- [Work task]:
The reply should hold every record, copied exactly.

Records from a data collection
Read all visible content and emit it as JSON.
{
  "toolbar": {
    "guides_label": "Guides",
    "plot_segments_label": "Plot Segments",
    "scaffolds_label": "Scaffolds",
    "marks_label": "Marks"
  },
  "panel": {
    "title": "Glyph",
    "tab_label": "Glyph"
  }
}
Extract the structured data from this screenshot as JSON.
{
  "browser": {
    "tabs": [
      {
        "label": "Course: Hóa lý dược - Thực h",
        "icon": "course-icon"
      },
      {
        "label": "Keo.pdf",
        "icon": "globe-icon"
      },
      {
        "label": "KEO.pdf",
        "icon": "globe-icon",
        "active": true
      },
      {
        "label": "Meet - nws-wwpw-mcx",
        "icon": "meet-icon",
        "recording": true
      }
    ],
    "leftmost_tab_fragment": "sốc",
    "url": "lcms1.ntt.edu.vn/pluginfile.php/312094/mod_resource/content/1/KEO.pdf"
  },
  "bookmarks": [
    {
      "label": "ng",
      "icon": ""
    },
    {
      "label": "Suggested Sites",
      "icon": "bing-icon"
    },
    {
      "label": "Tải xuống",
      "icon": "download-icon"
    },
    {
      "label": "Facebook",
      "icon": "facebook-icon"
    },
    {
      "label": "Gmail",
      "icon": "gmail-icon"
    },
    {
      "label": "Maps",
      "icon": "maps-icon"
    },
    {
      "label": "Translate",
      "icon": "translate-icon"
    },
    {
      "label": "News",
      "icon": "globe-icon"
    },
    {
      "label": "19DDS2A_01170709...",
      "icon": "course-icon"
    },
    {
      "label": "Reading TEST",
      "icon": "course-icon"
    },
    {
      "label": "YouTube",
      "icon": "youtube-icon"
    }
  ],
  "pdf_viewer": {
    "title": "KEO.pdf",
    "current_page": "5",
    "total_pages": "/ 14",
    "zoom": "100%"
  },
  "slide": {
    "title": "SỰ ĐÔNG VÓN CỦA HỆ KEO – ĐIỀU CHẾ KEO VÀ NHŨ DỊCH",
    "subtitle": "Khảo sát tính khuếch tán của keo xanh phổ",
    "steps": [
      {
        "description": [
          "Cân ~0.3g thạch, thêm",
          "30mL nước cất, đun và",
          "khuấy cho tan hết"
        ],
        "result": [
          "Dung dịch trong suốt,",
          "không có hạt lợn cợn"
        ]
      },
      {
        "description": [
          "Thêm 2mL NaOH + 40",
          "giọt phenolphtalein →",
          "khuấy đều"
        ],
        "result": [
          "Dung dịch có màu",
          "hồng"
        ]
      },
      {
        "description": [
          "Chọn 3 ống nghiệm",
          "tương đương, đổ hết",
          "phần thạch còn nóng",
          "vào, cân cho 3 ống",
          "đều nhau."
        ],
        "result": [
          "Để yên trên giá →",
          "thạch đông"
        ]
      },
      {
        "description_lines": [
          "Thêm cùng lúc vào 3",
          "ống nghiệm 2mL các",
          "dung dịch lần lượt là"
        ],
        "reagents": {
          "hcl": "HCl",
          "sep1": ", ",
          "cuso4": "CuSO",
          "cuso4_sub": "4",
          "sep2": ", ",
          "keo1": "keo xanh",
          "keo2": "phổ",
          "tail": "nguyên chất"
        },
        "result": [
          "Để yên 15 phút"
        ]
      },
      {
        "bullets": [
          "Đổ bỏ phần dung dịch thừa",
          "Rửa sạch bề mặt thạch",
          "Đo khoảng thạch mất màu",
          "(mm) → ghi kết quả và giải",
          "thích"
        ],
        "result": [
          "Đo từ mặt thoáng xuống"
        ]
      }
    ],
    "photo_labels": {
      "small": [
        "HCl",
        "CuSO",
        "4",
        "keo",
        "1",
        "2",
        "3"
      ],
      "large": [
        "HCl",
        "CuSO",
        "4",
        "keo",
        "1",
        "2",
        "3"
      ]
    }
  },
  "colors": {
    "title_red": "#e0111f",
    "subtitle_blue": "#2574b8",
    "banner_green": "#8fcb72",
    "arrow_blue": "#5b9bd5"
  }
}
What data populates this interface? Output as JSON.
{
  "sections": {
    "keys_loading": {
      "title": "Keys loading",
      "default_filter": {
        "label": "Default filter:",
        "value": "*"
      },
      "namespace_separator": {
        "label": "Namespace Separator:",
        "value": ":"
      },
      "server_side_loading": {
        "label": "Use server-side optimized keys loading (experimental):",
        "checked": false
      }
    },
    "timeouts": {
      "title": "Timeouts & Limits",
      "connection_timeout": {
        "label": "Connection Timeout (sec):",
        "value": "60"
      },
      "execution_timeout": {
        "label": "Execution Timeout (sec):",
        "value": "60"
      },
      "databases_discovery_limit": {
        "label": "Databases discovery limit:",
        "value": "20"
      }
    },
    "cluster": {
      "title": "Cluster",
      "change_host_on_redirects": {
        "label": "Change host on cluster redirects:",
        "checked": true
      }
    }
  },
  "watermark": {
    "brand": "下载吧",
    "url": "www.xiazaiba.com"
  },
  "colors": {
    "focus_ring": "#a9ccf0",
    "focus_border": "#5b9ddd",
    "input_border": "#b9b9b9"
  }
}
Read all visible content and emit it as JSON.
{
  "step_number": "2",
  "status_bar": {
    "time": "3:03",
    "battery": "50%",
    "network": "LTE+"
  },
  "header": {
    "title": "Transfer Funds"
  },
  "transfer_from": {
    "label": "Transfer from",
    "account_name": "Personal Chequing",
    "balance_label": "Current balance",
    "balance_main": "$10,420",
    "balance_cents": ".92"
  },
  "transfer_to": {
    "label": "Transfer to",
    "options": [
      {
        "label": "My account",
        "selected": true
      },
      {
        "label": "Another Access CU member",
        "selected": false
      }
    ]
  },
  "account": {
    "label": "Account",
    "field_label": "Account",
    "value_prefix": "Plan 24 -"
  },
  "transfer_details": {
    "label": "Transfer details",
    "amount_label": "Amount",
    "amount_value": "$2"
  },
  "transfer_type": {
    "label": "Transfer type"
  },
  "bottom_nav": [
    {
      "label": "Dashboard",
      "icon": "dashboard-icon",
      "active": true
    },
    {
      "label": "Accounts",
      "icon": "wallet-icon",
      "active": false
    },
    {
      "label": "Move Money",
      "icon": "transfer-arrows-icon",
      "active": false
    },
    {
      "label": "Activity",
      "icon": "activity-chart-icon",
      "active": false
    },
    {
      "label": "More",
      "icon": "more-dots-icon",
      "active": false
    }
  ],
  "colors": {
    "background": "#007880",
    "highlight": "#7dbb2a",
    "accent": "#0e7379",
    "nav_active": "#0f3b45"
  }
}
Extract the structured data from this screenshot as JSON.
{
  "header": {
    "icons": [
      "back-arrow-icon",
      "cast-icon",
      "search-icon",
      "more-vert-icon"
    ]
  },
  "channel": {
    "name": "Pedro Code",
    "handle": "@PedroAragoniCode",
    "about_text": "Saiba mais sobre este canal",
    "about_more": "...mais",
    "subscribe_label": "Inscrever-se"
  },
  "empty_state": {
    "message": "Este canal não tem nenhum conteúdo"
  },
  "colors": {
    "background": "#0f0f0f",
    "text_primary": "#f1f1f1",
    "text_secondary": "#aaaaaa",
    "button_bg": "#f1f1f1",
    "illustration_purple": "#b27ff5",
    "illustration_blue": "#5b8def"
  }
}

- [Written reply]:
Read all visible content and emit it as JSON.
{
  "toolbar": {
    "guides_label": "Guides",
    "plot_segments_label": "Plot Segments",
    "scaffolds_label": "Scaffolds",
    "marks_label": "Marks"
  },
  "panel": {
    "title": "Glyph",
    "tab_label": "Glyph"
  }
}
Extract the structured data from this screenshot as JSON.
{
  "browser": {
    "tabs": [
      {
        "label": "Course: Hóa lý dược - Thực h",
        "icon": "course-icon"
      },
      {
        "label": "Keo.pdf",
        "icon": "globe-icon"
      },
      {
        "label": "KEO.pdf",
        "icon": "globe-icon",
        "active": true
      },
      {
        "label": "Meet - nws-wwpw-mcx",
        "icon": "meet-icon",
        "recording": true
      }
    ],
    "leftmost_tab_fragment": "sốc",
    "url": "lcms1.ntt.edu.vn/pluginfile.php/312094/mod_resource/content/1/KEO.pdf"
  },
  "bookmarks": [
    {
      "label": "ng",
      "icon": ""
    },
    {
      "label": "Suggested Sites",
      "icon": "bing-icon"
    },
    {
      "label": "Tải xuống",
      "icon": "download-icon"
    },
    {
      "label": "Facebook",
      "icon": "facebook-icon"
    },
    {
      "label": "Gmail",
      "icon": "gmail-icon"
    },
    {
      "label": "Maps",
      "icon": "maps-icon"
    },
    {
      "label": "Translate",
      "icon": "translate-icon"
    },
    {
      "label": "News",
      "icon": "globe-icon"
    },
    {
      "label": "19DDS2A_01170709...",
      "icon": "course-icon"
    },
    {
      "label": "Reading TEST",
      "icon": "course-icon"
    },
    {
      "label": "YouTube",
      "icon": "youtube-icon"
    }
  ],
  "pdf_viewer": {
    "title": "KEO.pdf",
    "current_page": "5",
    "total_pages": "/ 14",
    "zoom": "100%"
  },
  "slide": {
    "title": "SỰ ĐÔNG VÓN CỦA HỆ KEO – ĐIỀU CHẾ KEO VÀ NHŨ DỊCH",
    "subtitle": "Khảo sát tính khuếch tán của keo xanh phổ",
    "steps": [
      {
        "description": [
          "Cân ~0.3g thạch, thêm",
          "30mL nước cất, đun và",
          "khuấy cho tan hết"
        ],
        "result": [
          "Dung dịch trong suốt,",
          "không có hạt lợn cợn"
        ]
      },
      {
        "description": [
          "Thêm 2mL NaOH + 40",
          "giọt phenolphtalein →",
          "khuấy đều"
        ],
        "result": [
          "Dung dịch có màu",
          "hồng"
        ]
      },
      {
        "description": [
          "Chọn 3 ống nghiệm",
          "tương đương, đổ hết",
          "phần thạch còn nóng",
          "vào, cân cho 3 ống",
          "đều nhau."
        ],
        "result": [
          "Để yên trên giá →",
          "thạch đông"
        ]
      },
      {
        "description_lines": [
          "Thêm cùng lúc vào 3",
          "ống nghiệm 2mL các",
          "dung dịch lần lượt là"
        ],
        "reagents": {
          "hcl": "HCl",
          "sep1": ", ",
          "cuso4": "CuSO",
          "cuso4_sub": "4",
          "sep2": ", ",
          "keo1": "keo xanh",
          "keo2": "phổ",
          "tail": "nguyên chất"
        },
        "result": [
          "Để yên 15 phút"
        ]
      },
      {
        "bullets": [
          "Đổ bỏ phần dung dịch thừa",
          "Rửa sạch bề mặt thạch",
          "Đo khoảng thạch mất màu",
          "(mm) → ghi kết quả và giải",
          "thích"
        ],
        "result": [
          "Đo từ mặt thoáng xuống"
        ]
      }
    ],
    "photo_labels": {
      "small": [
        "HCl",
        "CuSO",
        "4",
        "keo",
        "1",
        "2",
        "3"
      ],
      "large": [
        "HCl",
        "CuSO",
        "4",
        "keo",
        "1",
        "2",
        "3"
      ]
    }
  },
  "colors": {
    "title_red": "#e0111f",
    "subtitle_blue": "#2574b8",
    "banner_green": "#8fcb72",
    "arrow_blue": "#5b9bd5"
  }
}
What data populates this interface? Output as JSON.
{
  "sections": {
    "keys_loading": {
      "title": "Keys loading",
      "default_filter": {
        "label": "Default filter:",
        "value": "*"
      },
      "namespace_separator": {
        "label": "Namespace Separator:",
        "value": ":"
      },
      "server_side_loading": {
        "label": "Use server-side optimized keys loading (experimental):",
        "checked": false
      }
    },
    "timeouts": {
      "title": "Timeouts & Limits",
      "connection_timeout": {
        "label": "Connection Timeout (sec):",
        "value": "60"
      },
      "execution_timeout": {
        "label": "Execution Timeout (sec):",
        "value": "60"
      },
      "databases_discovery_limit": {
        "label": "Databases discovery limit:",
        "value": "20"
      }
    },
    "cluster": {
      "title": "Cluster",
      "change_host_on_redirects": {
        "label": "Change host on cluster redirects:",
        "checked": true
      }
    }
  },
  "watermark": {
    "brand": "下载吧",
    "url": "www.xiazaiba.com"
  },
  "colors": {
    "focus_ring": "#a9ccf0",
    "focus_border": "#5b9ddd",
    "input_border": "#b9b9b9"
  }
}
Read all visible content and emit it as JSON.
{
  "step_number": "2",
  "status_bar": {
    "time": "3:03",
    "battery": "50%",
    "network": "LTE+"
  },
  "header": {
    "title": "Transfer Funds"
  },
  "transfer_from": {
    "label": "Transfer from",
    "account_name": "Personal Chequing",
    "balance_label": "Current balance",
    "balance_main": "$10,420",
    "balance_cents": ".92"
  },
  "transfer_to": {
    "label": "Transfer to",
    "options": [
      {
        "label": "My account",
        "selected": true
      },
      {
        "label": "Another Access CU member",
        "selected": false
      }
    ]
  },
  "account": {
    "label": "Account",
    "field_label": "Account",
    "value_prefix": "Plan 24 -"
  },
  "transfer_details": {
    "label": "Transfer details",
    "amount_label": "Amount",
    "amount_value": "$2"
  },
  "transfer_type": {
    "label": "Transfer type"
  },
  "bottom_nav": [
    {
      "label": "Dashboard",
      "icon": "dashboard-icon",
      "active": true
    },
    {
      "label": "Accounts",
      "icon": "wallet-icon",
      "active": false
    },
    {
      "label": "Move Money",
      "icon": "transfer-arrows-icon",
      "active": false
    },
    {
      "label": "Activity",
      "icon": "activity-chart-icon",
      "active": false
    },
    {
      "label": "More",
      "icon": "more-dots-icon",
      "active": false
    }
  ],
  "colors": {
    "background": "#007880",
    "highlight": "#7dbb2a",
    "accent": "#0e7379",
    "nav_active": "#0f3b45"
  }
}
Extract the structured data from this screenshot as JSON.
{
  "header": {
    "icons": [
      "back-arrow-icon",
      "cast-icon",
      "search-icon",
      "more-vert-icon"
    ]
  },
  "channel": {
    "name": "Pedro Code",
    "handle": "@PedroAragoniCode",
    "about_text": "Saiba mais sobre este canal",
    "about_more": "...mais",
    "subscribe_label": "Inscrever-se"
  },
  "empty_state": {
    "message": "Este canal não tem nenhum conteúdo"
  },
  "colors": {
    "background": "#0f0f0f",
    "text_primary": "#f1f1f1",
    "text_secondary": "#aaaaaa",
    "button_bg": "#f1f1f1",
    "illustration_purple": "#b27ff5",
    "illustration_blue": "#5b8def"
  }
}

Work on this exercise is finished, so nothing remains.